Again it is complained that the jury was told the character of the house of deceased, — intimated to be disorderly, — was not in issue. If the paragraph, in which the two sentences referred to appear, is taken as a whole, it is plainly unobjectionable. Neither the character of the Lye house, nor of the deceased or his wife, was involved. It is true that the latter was a witness, but the court carefully instructed concerning the weight that should be given to her testimony, as well as that of all others called.
Lastly, it is urged the court committed error in saying: "They [representing the Commonwealth] have produced witnesses, and they have accounted for witnesses which could not be produced, and it is the duty of the Commonwealth to produce all witnesses who are available, who can testify concerning the material facts." The contention is made that in stating that the prosecuting officers had performed their duty in producing all possible relevant testimony, the argument of defendant to the jury, that it was remiss in failing to put on the stand all eye witnesses, was destroyed.
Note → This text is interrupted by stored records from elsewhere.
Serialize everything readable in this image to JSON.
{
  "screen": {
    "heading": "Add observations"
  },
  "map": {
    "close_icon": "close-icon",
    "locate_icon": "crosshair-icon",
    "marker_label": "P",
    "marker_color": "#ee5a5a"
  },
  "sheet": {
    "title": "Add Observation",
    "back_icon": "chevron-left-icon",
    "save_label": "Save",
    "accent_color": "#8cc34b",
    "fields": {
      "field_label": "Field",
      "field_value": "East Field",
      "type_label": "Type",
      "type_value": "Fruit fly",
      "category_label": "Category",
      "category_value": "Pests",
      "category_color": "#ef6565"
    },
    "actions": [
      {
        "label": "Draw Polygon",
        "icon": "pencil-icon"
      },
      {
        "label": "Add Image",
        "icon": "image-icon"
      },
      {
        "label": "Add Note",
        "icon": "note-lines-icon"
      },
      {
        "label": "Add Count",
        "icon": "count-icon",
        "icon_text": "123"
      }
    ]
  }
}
But the excerpt quoted must be read in connection with the sentence immediately following, which fully explains the meaning intended to be conveyed by the court, when it said: "They have endeavored to show you that they have produced those who were accessible, and [that] they have been unable to produce others." Taking the three sentences together, defendant has no ground of complaint.
We see no merit in any of the objections raised on this appeal. The case was fairly presented, and the applicable law accurately defined. The guilt or innocence of the defendant depended upon the proof, beyond a reasonable doubt, of his wilful killing of the deceased, and the Commonwealth furnished affirmative evidence of all facts essential to conviction. It was for the jury to say whether its witnesses were to be believed, and whether the identity of the defendant, known as Touri, was made clear as the one who fired the fatal shot, or if his denial of any connection with the affair should be accepted. The verdict rested upon sufficient proof, and no error has been pointed out which would justify us in setting it aside.
The judgment is affirmed, with direction that the record be remitted for the purpose of execution.